When asked whether it is beneficial to integrate both anti-money laundering and enterprise fraud management, Mudalige said, “Yes, of course. Real-time transaction monitoring, integrated case management and comprehensive investigations work bench are the common building blocks of both anti money laundering and fraud management systems. If both systems can be integrated using a single platform, banks or financial institutions can be assured of potential benefits in terms of return on investment, which covers operational expenditure, leading to drastically reduced total cost of ownership.”

Local industry ready to support the Regulator

For any company that is going to take up the challenge, developing an enterprise fraud management module that would tackle and mitigate anti money laundering activities is going to be a costly and timely affair. For the 43 financial institutions in Sri Lanka (opting out the 26 banks which are set up locally), it will be cost prohibitive for them to invest on a comprehensive financial fraud monitoring infrastructure and get it implemented for their organisation. This is where the local payment solutions industry should come forward and invest on implementing a national platform, says Mudalige.
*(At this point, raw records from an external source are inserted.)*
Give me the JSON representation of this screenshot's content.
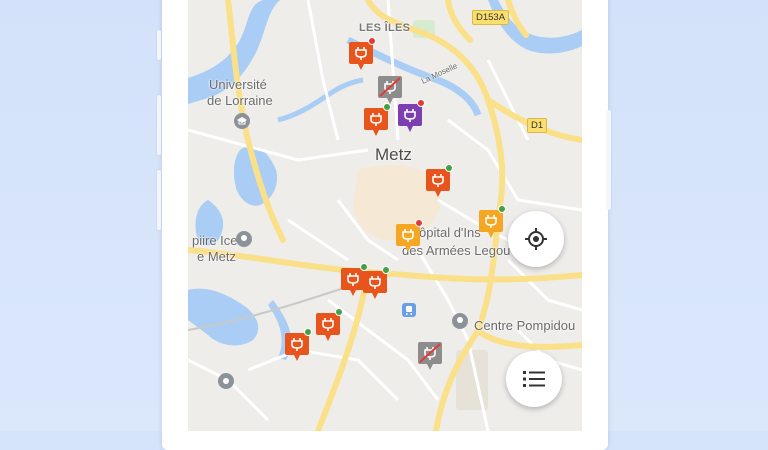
{
  "map": {
    "districts": [
      {
        "label": "LES ÎLES"
      }
    ],
    "places": [
      {
        "label": "Université"
      },
      {
        "label": "de Lorraine"
      },
      {
        "label": "Metz"
      },
      {
        "label": "ôpital d'Ins"
      },
      {
        "label": "des Armées Legou"
      },
      {
        "label": "Centre Pompidou"
      },
      {
        "label": "piire Ice"
      },
      {
        "label": "e Metz"
      }
    ],
    "road_tags": [
      {
        "label": "D153A"
      },
      {
        "label": "D1"
      }
    ],
    "street_label": "La Moselle"
  },
  "markers": [
    {
      "type": "charging-station",
      "color": "#e8551c",
      "status": "available",
      "status_color": "#e53935"
    },
    {
      "type": "charging-station-out-of-service",
      "color": "#8d8d8d"
    },
    {
      "type": "charging-station",
      "color": "#e8551c",
      "status": "available",
      "status_color": "#43a047"
    },
    {
      "type": "charging-station",
      "color": "#7b3fb0",
      "status": "available",
      "status_color": "#e53935"
    },
    {
      "type": "charging-station",
      "color": "#e8551c",
      "status": "available",
      "status_color": "#43a047"
    },
    {
      "type": "charging-station",
      "color": "#f5a623",
      "status": "available",
      "status_color": "#e53935"
    },
    {
      "type": "charging-station",
      "color": "#f5a623",
      "status": "available",
      "status_color": "#43a047"
    },
    {
      "type": "charging-station",
      "color": "#e8551c",
      "status": "available",
      "status_color": "#43a047"
    },
    {
      "type": "charging-station",
      "color": "#e8551c",
      "status": "available",
      "status_color": "#43a047"
    },
    {
      "type": "charging-station",
      "color": "#e8551c",
      "status": "available",
      "status_color": "#43a047"
    },
    {
      "type": "charging-station",
      "color": "#e8551c",
      "status": "available",
      "status_color": "#43a047"
    },
    {
      "type": "charging-station-out-of-service",
      "color": "#8d8d8d"
    }
  ],
  "controls": {
    "locate_icon": "my-location-icon",
    "list_icon": "list-icon"
  },
  "colors": {
    "background": "#d6e4fb",
    "map_base": "#eeedea",
    "water": "#a9cdf5",
    "major_road": "#fbe08a",
    "accent_orange": "#e8551c"
  }
}
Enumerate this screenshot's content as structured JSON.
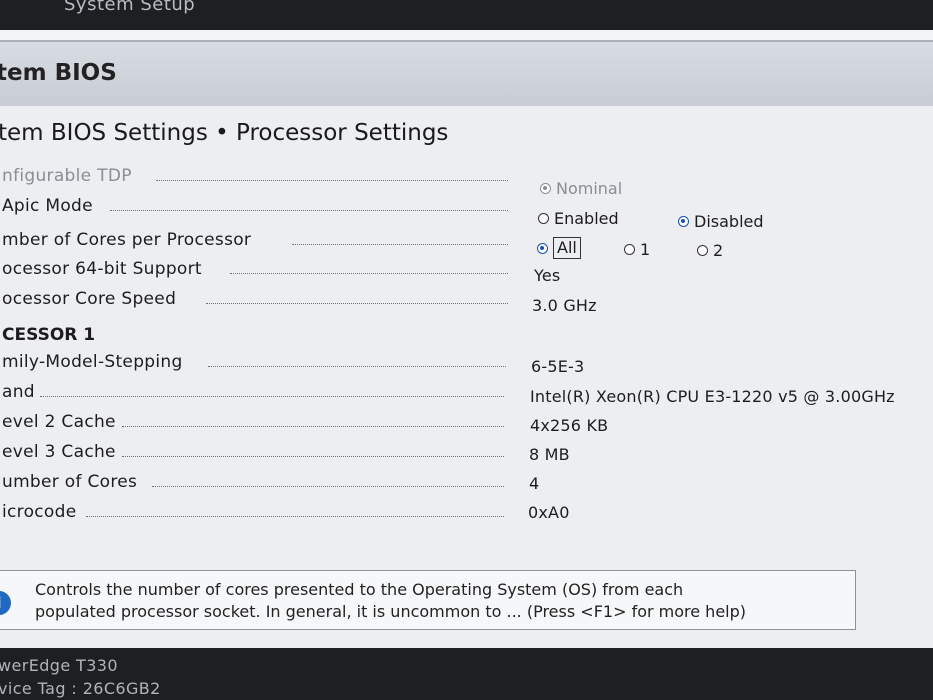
{
  "top": {
    "title": "System Setup"
  },
  "header": {
    "title": "tem BIOS"
  },
  "page": {
    "title": "tem BIOS Settings • Processor Settings"
  },
  "settings": [
    {
      "label": "nfigurable TDP",
      "type": "radio",
      "muted": true,
      "options": [
        {
          "label": "Nominal",
          "selected": true
        }
      ]
    },
    {
      "label": "Apic Mode",
      "type": "radio",
      "options": [
        {
          "label": "Enabled",
          "selected": false
        },
        {
          "label": "Disabled",
          "selected": true
        }
      ]
    },
    {
      "label": "mber of Cores per Processor",
      "type": "radio",
      "options": [
        {
          "label": "All",
          "selected": true
        },
        {
          "label": "1",
          "selected": false
        },
        {
          "label": "2",
          "selected": false
        }
      ]
    },
    {
      "label": "ocessor 64-bit Support",
      "value": "Yes"
    },
    {
      "label": "ocessor Core Speed",
      "value": "3.0 GHz"
    }
  ],
  "section": {
    "title": "CESSOR 1"
  },
  "processor": [
    {
      "label": "mily-Model-Stepping",
      "value": "6-5E-3"
    },
    {
      "label": "and",
      "value": "Intel(R) Xeon(R) CPU E3-1220 v5 @ 3.00GHz"
    },
    {
      "label": "evel 2 Cache",
      "value": "4x256 KB"
    },
    {
      "label": "evel 3 Cache",
      "value": "8 MB"
    },
    {
      "label": "umber of Cores",
      "value": "4"
    },
    {
      "label": "icrocode",
      "value": "0xA0"
    }
  ],
  "help": {
    "icon": "info-icon",
    "line1": "Controls the number of cores presented to the Operating System (OS) from each",
    "line2": "populated processor socket. In general, it is uncommon to ... (Press <F1> for more help)"
  },
  "footer": {
    "model": "werEdge T330",
    "service_tag": "vice Tag : 26C6GB2"
  }
}
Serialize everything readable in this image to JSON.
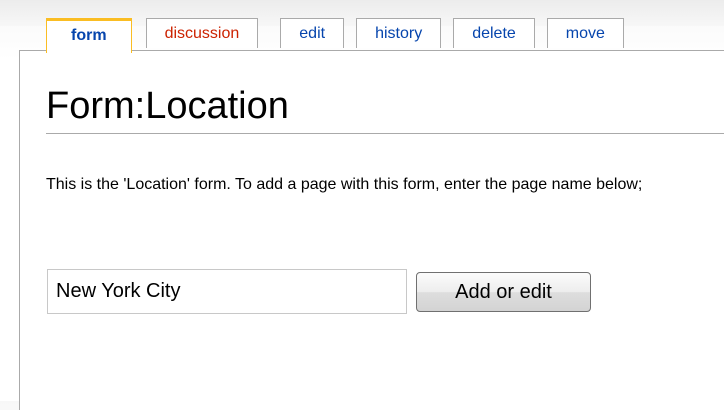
{
  "tabs": [
    {
      "label": "form",
      "selected": true
    },
    {
      "label": "discussion",
      "color": "#cc2200"
    },
    {
      "label": "edit"
    },
    {
      "label": "history"
    },
    {
      "label": "delete"
    },
    {
      "label": "move"
    }
  ],
  "page": {
    "title": "Form:Location",
    "intro": "This is the 'Location' form. To add a page with this form, enter the page name below;"
  },
  "form": {
    "input_value": "New York City",
    "submit_label": "Add or edit"
  },
  "colors": {
    "selected_tab_accent": "#fabd23",
    "link": "#0645ad",
    "new_link": "#cc2200",
    "border": "#aaaaaa"
  }
}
“The industry is willing to invest on building a national fraud management platform which could be used by banks and financial institutes of Sri Lanka, at a minimal cost. However, as the financial watchdog of the country, the Central Bank has to take full responsibility and develop a robust, national strategy for anti money laundering so that the payment solution industry could collaborate with the regulator, work on the recommendations and build the aforementioned common platform.”

A number of local banks have already acquired several AML and EFM solutions but when evaluated in depth, certain gaps were found in the functional adherence. Mudalige highly believes, with Sri Lanka’s engineering talent, a top-notch technology platform can be built including some of the best out-of-the box scenarios such as machine learning-based predictive risk scoring, pre-packaged channel and product specific detection and scoring models and business intelligence mechanism that facilitates dynamic behaviour profiling algorithms for customer, accounts and channels (Ex: preferred ATMs, preferred beneficiaries, etc.).

“Ability to monitor anti money laundering and financial frauds on the same platform will reduce total cost of ownership, and reusing the same interfaces will have the ability to process both financial and non-financial transaction monitoring in real time,” concluded Mudalige.